Review: PAO F1 5-20 x 50 scope
PUBLISHED: 15:08 17 July 2019
Phill Price examines a new optical venture from PAO
I think of Professional Airgun Optics (PAO) as a company that built a fine reputation for two things; first, they offered affordable scopes that were ideal for newcomers to our sport. They were simple and practical, so suited many people very well. Secondly, they built a reputation for loading their newer products with all the features it seemed that the modern airgunner was demanding. Despite adding so many features, they always seemed able to keep their prices low - until now. Their new F1 5-20 x 50 sells for just under £300, which takes them into the upper end of the airgun optics market.
As you'd expect, it's dripping with every one of today's cool features, and the list is long; 30mm body tube, large 50mm objective lens, ½ mil-dot reticle, exposed windage and elevation adjusters, dual colour reticle illumination and sidewheel parallax adjustment … oh, and the coolest of all today's 'must-haves', a first focal plane (FFP) reticle. This means that as you change the magnification, the relative distances displayed between the scope reticle markers stay the same.

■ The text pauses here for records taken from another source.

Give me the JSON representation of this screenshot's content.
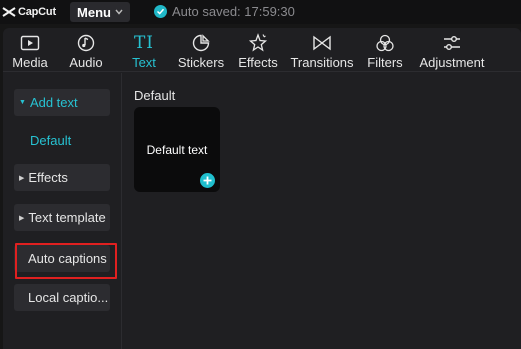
{
  "app": {
    "logo_text": "CapCut"
  },
  "header": {
    "menu_label": "Menu",
    "autosave_text": "Auto saved: 17:59:30"
  },
  "tabs": [
    {
      "label": "Media",
      "icon": "media-icon",
      "active": false
    },
    {
      "label": "Audio",
      "icon": "audio-icon",
      "active": false
    },
    {
      "label": "Text",
      "icon": "text-icon",
      "active": true
    },
    {
      "label": "Stickers",
      "icon": "stickers-icon",
      "active": false
    },
    {
      "label": "Effects",
      "icon": "effects-icon",
      "active": false
    },
    {
      "label": "Transitions",
      "icon": "transitions-icon",
      "active": false
    },
    {
      "label": "Filters",
      "icon": "filters-icon",
      "active": false
    },
    {
      "label": "Adjustment",
      "icon": "adjustment-icon",
      "active": false
    }
  ],
  "text_tab_icon_glyph": "TI",
  "sidebar": {
    "add_text": "Add text",
    "default": "Default",
    "effects": "Effects",
    "text_template": "Text template",
    "auto_captions": "Auto captions",
    "local_captions": "Local captio..."
  },
  "content": {
    "section_title": "Default",
    "card_label": "Default text"
  },
  "colors": {
    "accent": "#27c2d2",
    "highlight_border": "#e02020",
    "panel_bg": "#1f1f22"
  }
}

If the gap between a dot and a dash means 1" at 30m yards on 5x mag' it will mean the same on 20x. Those of us unused to FFP scopes can be quite surprised that when we zoom the scope's magnification the reticle appears to shrink or grow, making it almost too small to see or huge in our vision.
As a hunter who chooses to use 7x mag' for almost everything I do, I find FFP scopes challenging, whereas the editor, who is an old competition type, shoots at 12 to 16x and finds the reticle perfect for his needs. Perhaps this is a much a matter of personal preference as a technical debate. The F1's reticle is a variation of the classic mil-dot that has a secondary hash marks between the dots. These allow for finer and more accurate corrections in hold, which equals more precise shot placement. The centre portion of the reticle can be illuminated both red and green in seven levels of brightness to suit the ambient light conditions of the day.
An unusual feature of the F1 is a bubble level on the top of the ocular housing, between the rubber illumination control buttons. This 360-degree level is highly unusual in the shooting world and seems best used for setting up the rifle and scope. Positioned where it is, it cannot be seen from the aiming position, so is no help when shooting. However, when setting the scope to be precisely vertical when building up the rifle and scope combination, it looks ideal. It's also small and light so adds almost no weight at all to the combination.
As seems the norm today, the windage and elevation turrets are large, exposed types that can be easily and comfortably used, even with gloved hands. If you prefer to 'dial' your corrections rather than use the reticle, these are the chaps for you. Importantly, they lock down after adjustments are made so that your hard-earned zero cannot be lost by accident. The sidewheel parallax adjuster drum is also quite large and deeply knurled, dialling down to 10 yards and showing that this is indeed a proper airgun scope.
One of the most popular PAO features is the number of accessories included in the box which in this instance includes; flip-up lens covers, a 75mm screw-in sunshade extension tube and a set of double-bolt 11mm scope mounts, all backed up with their lifetime, no-quibble 'Replace - not repair' warranty. This backs up the shock-, water- and dustproof claims so that you have some good peace of mind after your purchase.
Another feature that scope manufacturers have been chasing is an increased range of magnification and the F1 does well in that regard. The low end is 5x and the upper is 20, which is a huge spread. I think it's fair to say that the mid-range is where most of us use these things, and for good reason. 5X seems pointlessly low these days even to somebody like me who uses 7x regularly. When you go above 10 or 12x, the image quality usually drops noticeably and also becomes much darker. For the long-range target shooter in bright light, the high-end mag' might be useful, but not for hunters like me.
Yet again ,it seems that PAO is offering a lot of features for your money, although there are some very serious competitors you'll want to compare it with before parting with your cash. First focal plane scopes are something of a Marmite decision, despite being all the rage, and I'll say right here they're not for me. Clever and fashionable features are all well and good, but there's something that matters much more to me and that's the brightness and clarity of the image and I'll declare myself highly impressed with the F1.
Even at the ridiculous 20x, I was impressed by just how bright and sharp the image was, telling me that the quality of the lenses and their coatings was very good indeed. In fact, I'd go as far as saying that I think this scope is punching well above its weight. This was a bold venture for PAO and I congratulate them for the brave step they've taken in moving the brand on.
Manufacturer: Professional Airgun Optics
Tel: 01543 480 361
Model: F1 5-20 x 50
Length: 15.5" (390mm)
Weight: 795 grammes
RRP: £299.99 (includes mounts, sunshade tube, flip-up covers, and cleaning cloth